Assignment:
Which lines below include "username"? Copy them all.

------------------------------------------------------------

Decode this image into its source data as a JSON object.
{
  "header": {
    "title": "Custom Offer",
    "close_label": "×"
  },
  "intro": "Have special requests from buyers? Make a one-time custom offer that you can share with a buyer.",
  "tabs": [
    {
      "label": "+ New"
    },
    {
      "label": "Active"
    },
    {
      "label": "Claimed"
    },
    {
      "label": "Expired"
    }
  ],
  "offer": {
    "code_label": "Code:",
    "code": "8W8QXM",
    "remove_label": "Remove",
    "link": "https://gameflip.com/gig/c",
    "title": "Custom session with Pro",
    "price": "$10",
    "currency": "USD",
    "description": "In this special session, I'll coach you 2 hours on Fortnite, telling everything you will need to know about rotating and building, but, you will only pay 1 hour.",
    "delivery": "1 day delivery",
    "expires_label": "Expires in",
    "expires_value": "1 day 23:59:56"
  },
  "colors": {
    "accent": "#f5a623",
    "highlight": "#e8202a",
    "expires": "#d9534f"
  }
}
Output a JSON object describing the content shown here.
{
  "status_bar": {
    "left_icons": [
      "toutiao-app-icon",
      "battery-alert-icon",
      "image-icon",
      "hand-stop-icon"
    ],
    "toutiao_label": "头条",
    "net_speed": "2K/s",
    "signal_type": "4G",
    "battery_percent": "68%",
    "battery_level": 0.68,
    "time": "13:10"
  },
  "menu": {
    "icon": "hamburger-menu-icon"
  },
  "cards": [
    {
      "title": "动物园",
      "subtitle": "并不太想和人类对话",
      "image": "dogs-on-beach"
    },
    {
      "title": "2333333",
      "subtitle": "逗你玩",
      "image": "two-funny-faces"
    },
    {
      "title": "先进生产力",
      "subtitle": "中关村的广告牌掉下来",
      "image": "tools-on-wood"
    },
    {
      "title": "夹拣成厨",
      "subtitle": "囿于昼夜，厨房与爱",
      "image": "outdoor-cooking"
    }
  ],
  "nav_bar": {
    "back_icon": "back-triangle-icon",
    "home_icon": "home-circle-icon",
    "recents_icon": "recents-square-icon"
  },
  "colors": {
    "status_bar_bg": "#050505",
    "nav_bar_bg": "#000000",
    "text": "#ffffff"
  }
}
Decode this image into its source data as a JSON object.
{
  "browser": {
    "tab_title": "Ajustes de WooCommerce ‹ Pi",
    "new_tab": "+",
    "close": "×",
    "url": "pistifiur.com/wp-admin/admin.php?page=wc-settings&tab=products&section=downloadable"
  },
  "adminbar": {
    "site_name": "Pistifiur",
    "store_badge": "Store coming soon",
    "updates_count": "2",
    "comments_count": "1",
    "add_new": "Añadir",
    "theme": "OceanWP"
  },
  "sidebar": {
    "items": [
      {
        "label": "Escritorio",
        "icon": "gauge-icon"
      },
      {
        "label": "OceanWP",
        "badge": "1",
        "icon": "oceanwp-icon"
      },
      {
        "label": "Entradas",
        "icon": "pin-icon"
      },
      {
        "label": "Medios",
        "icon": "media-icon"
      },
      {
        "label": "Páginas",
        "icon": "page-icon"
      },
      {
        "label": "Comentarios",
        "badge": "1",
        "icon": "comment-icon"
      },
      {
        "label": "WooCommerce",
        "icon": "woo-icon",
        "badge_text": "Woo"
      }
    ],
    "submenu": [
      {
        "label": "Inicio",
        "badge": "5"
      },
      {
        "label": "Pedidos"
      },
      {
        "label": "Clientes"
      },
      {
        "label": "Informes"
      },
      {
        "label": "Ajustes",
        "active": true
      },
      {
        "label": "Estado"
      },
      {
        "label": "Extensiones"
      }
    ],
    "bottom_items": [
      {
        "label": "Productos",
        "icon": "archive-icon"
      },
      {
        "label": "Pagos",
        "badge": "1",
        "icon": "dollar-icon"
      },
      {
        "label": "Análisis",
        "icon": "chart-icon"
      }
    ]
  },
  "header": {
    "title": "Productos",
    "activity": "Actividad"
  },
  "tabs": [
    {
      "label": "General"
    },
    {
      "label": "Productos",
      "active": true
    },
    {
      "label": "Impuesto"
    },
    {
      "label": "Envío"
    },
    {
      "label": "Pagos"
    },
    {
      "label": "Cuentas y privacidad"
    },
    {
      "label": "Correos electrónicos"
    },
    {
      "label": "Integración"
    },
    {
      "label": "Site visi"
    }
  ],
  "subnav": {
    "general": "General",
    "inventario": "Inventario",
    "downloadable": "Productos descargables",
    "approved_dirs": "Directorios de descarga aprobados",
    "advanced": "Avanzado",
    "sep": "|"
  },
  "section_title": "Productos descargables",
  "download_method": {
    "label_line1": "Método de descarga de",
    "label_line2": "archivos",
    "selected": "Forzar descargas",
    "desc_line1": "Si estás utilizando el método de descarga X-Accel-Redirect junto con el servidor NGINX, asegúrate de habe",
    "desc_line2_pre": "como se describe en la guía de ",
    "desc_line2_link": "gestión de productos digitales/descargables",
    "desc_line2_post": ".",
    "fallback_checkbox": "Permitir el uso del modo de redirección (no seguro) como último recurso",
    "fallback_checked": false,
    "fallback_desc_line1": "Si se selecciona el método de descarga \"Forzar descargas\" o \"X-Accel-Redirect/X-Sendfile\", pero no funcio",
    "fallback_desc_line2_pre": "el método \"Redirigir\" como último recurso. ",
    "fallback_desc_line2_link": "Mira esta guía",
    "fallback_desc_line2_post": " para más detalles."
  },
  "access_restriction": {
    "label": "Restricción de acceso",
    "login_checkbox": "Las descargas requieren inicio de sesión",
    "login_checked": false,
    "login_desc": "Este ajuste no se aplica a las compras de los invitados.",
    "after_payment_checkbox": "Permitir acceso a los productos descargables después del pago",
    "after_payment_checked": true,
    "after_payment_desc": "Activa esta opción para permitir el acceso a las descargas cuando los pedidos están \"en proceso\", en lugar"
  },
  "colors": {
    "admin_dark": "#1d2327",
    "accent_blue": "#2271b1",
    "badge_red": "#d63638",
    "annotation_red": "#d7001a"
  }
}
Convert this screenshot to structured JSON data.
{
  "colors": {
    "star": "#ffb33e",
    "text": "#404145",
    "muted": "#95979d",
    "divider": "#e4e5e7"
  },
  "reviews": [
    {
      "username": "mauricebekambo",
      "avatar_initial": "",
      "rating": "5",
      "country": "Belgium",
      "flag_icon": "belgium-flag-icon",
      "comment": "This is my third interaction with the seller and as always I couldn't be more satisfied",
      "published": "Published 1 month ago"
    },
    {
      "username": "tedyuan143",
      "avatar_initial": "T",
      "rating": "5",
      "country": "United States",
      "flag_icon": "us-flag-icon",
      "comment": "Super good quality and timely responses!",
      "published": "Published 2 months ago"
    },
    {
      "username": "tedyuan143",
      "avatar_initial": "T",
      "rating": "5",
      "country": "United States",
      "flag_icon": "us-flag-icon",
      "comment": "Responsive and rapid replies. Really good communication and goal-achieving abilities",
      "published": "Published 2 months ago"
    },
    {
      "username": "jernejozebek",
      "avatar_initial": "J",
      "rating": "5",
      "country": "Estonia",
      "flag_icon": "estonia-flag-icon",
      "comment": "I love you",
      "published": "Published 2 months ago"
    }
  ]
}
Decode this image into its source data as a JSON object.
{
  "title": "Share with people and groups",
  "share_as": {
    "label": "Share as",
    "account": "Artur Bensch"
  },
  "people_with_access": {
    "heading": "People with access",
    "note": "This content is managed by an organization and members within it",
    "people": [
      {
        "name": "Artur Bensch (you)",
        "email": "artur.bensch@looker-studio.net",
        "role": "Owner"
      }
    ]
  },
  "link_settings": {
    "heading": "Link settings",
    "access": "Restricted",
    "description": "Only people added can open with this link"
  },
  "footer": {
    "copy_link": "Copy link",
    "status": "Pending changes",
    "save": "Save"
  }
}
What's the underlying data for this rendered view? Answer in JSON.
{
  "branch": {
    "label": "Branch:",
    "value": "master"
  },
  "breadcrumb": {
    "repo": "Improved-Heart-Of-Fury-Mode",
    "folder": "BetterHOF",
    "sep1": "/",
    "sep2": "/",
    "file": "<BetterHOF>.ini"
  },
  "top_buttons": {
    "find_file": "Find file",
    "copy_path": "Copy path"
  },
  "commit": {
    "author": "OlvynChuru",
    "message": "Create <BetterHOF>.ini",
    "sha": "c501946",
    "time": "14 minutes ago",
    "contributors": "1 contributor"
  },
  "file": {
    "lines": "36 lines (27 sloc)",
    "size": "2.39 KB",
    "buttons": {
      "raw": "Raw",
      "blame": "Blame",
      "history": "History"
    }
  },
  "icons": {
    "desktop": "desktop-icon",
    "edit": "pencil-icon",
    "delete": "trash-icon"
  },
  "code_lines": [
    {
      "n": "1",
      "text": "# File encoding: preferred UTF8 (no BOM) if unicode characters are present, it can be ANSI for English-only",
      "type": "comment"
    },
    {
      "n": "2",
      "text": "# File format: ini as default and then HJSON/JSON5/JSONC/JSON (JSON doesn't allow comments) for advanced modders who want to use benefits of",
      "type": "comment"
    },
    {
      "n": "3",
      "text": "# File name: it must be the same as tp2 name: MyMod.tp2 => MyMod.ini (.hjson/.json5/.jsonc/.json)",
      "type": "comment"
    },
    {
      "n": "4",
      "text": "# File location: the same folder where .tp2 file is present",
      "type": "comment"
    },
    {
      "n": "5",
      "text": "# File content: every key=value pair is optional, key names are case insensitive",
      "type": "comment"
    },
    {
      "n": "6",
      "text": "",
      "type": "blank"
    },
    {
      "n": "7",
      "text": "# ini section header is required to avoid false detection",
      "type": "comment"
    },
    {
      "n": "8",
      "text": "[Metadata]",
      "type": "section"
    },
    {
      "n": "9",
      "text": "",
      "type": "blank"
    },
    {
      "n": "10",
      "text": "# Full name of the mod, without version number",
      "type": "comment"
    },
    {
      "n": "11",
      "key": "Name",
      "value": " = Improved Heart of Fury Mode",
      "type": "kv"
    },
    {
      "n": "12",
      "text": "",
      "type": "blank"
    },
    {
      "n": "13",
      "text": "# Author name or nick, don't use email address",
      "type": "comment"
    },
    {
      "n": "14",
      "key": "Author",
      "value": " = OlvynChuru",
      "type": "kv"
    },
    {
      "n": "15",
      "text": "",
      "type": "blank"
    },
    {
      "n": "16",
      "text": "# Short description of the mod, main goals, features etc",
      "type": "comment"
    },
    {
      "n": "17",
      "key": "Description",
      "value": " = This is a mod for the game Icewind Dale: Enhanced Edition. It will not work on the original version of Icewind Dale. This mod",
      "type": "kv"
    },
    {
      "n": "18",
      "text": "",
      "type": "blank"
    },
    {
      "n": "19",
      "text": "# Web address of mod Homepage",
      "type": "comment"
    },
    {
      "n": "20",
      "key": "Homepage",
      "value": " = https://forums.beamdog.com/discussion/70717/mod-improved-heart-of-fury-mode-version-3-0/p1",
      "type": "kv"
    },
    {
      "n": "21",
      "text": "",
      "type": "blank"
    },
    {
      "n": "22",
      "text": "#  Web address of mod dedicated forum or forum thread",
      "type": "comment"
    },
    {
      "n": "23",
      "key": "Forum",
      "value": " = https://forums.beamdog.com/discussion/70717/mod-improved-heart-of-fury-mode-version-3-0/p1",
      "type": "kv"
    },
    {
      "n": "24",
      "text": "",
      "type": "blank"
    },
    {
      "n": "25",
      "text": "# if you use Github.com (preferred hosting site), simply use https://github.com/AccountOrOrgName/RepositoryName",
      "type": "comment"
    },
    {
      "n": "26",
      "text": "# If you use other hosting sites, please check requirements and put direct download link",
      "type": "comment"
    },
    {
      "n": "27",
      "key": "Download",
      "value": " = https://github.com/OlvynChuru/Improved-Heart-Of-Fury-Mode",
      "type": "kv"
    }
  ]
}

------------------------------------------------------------

Solved exercise:
      "username": "mauricebekambo",
      "username": "tedyuan143",
      "username": "tedyuan143",
      "username": "jernejozebek",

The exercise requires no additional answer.